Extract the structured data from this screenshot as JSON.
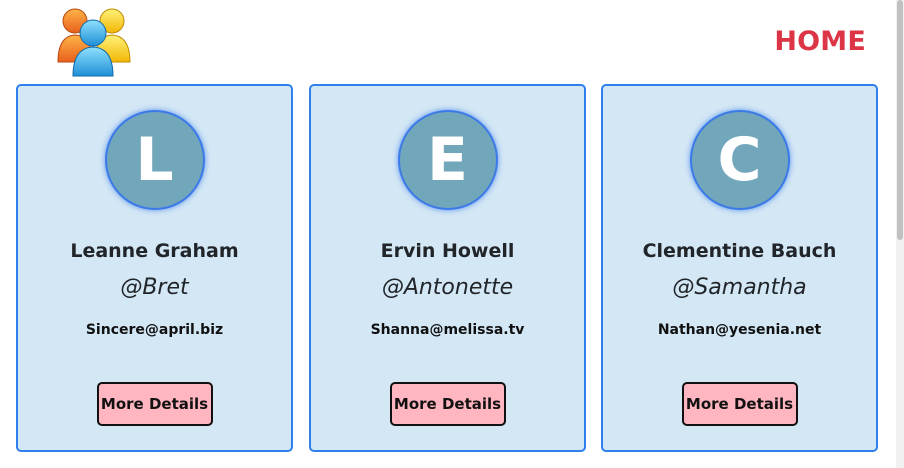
{
  "header": {
    "logo_icon": "users-group-logo-icon",
    "home_label": "HOME"
  },
  "colors": {
    "home": "#dc3545",
    "card_bg": "#d3e7f5",
    "card_border": "#2f80ed",
    "avatar_bg": "#72a6bb",
    "button_bg": "#ffb6c1"
  },
  "users": [
    {
      "initial": "L",
      "name": "Leanne Graham",
      "username": "@Bret",
      "email": "Sincere@april.biz",
      "button_label": "More Details"
    },
    {
      "initial": "E",
      "name": "Ervin Howell",
      "username": "@Antonette",
      "email": "Shanna@melissa.tv",
      "button_label": "More Details"
    },
    {
      "initial": "C",
      "name": "Clementine Bauch",
      "username": "@Samantha",
      "email": "Nathan@yesenia.net",
      "button_label": "More Details"
    }
  ]
}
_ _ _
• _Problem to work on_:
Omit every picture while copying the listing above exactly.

• _Result of the task_:
Extract the structured data from this screenshot as JSON.
{
  "header": {
    "logo_icon": "users-group-logo-icon",
    "home_label": "HOME"
  },
  "colors": {
    "home": "#dc3545",
    "card_bg": "#d3e7f5",
    "card_border": "#2f80ed",
    "avatar_bg": "#72a6bb",
    "button_bg": "#ffb6c1"
  },
  "users": [
    {
      "initial": "L",
      "name": "Leanne Graham",
      "username": "@Bret",
      "email": "Sincere@april.biz",
      "button_label": "More Details"
    },
    {
      "initial": "E",
      "name": "Ervin Howell",
      "username": "@Antonette",
      "email": "Shanna@melissa.tv",
      "button_label": "More Details"
    },
    {
      "initial": "C",
      "name": "Clementine Bauch",
      "username": "@Samantha",
      "email": "Nathan@yesenia.net",
      "button_label": "More Details"
    }
  ]
}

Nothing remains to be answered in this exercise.